Who else could be accused by Mr. Bush of “aiding and abetting” and be locked away for good without a trial? Maybe editorial writers who criticize the war? Huffington Post bloggers? Maybe… instead of paying bounty hunters for tips, neighbors could be encouraged to anonymously accuse other neighbors of aiding and abetting.

With the detainee law, the Republican Senators and Congressmen (with the help of 12 Democrats) basically said to Bush, “Here are the tools to be a dictator, go forth and …have fun with it.” It is the worst legislation ever passed in my lifetime, and I am in my late 40s.

Here is another explanation of the dangers of this bill in a cogent post by Aziz Hug on “junking checks and balances.”

As has been said before, facism does not arrive in long black coats and jackboots, but quietly it sneaks in during the night.
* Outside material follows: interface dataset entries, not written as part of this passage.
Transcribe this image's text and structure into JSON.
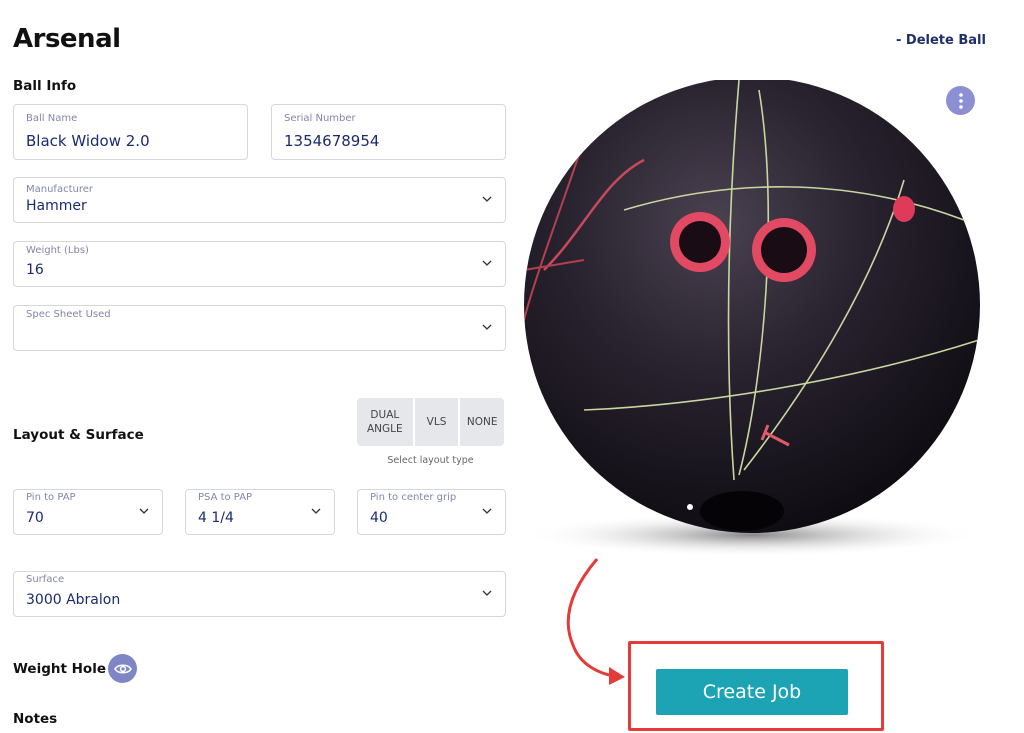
{
  "page": {
    "title": "Arsenal",
    "delete_label": "- Delete Ball"
  },
  "ball_info": {
    "heading": "Ball Info",
    "ball_name": {
      "label": "Ball Name",
      "value": "Black Widow 2.0"
    },
    "serial_number": {
      "label": "Serial Number",
      "value": "1354678954"
    },
    "manufacturer": {
      "label": "Manufacturer",
      "value": "Hammer"
    },
    "weight": {
      "label": "Weight (Lbs)",
      "value": "16"
    },
    "spec_sheet": {
      "label": "Spec Sheet Used",
      "value": ""
    }
  },
  "layout_surface": {
    "heading": "Layout & Surface",
    "layout_types": [
      "DUAL ANGLE",
      "VLS",
      "NONE"
    ],
    "select_caption": "Select layout type",
    "pin_to_pap": {
      "label": "Pin to PAP",
      "value": "70"
    },
    "psa_to_pap": {
      "label": "PSA to PAP",
      "value": "4 1/4"
    },
    "pin_to_center_grip": {
      "label": "Pin to center grip",
      "value": "40"
    },
    "surface": {
      "label": "Surface",
      "value": "3000 Abralon"
    }
  },
  "weight_hole": {
    "heading": "Weight Hole",
    "icon": "eye-icon"
  },
  "notes": {
    "heading": "Notes"
  },
  "actions": {
    "create_job_label": "Create Job"
  },
  "colors": {
    "value_text": "#1b2b6e",
    "accent_button": "#1ca4b5",
    "icon_button": "#7f86c6",
    "highlight": "#e53a3a"
  },
  "icons": {
    "menu": "more-vertical-icon",
    "dropdown": "chevron-down-icon"
  }
}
This detainee bill is really bad. No President, and especially not President Bush, should be given such power. To lock people up without any recourse, for as long as the War on Terror lasts, which could be forever. Are they kidding? How could they pass such a law?

Our Republican Hamlet, Senator Arlen Specter, bravely put forth an amendment that would have reinstated the Magna Carta habeaus corpus protections of being guaranteed a court hearing to proclaim one’s innocence and know what one was accused of. But it lost – 48 to 51. Then Mr. Specter, after saying the lack of such protection set the rule of law back 900 years, went ahead and voted for the whole bill anyway. Why?

I don’t understand Republicans. Even the moderates who stand up to Bush for a few moments ultimately cave in to this dangerous adminstration, and to the fear-based atmosphere that has overtaken our country. I truly fear for the soul of this country.

Call or write your representatives and demand better.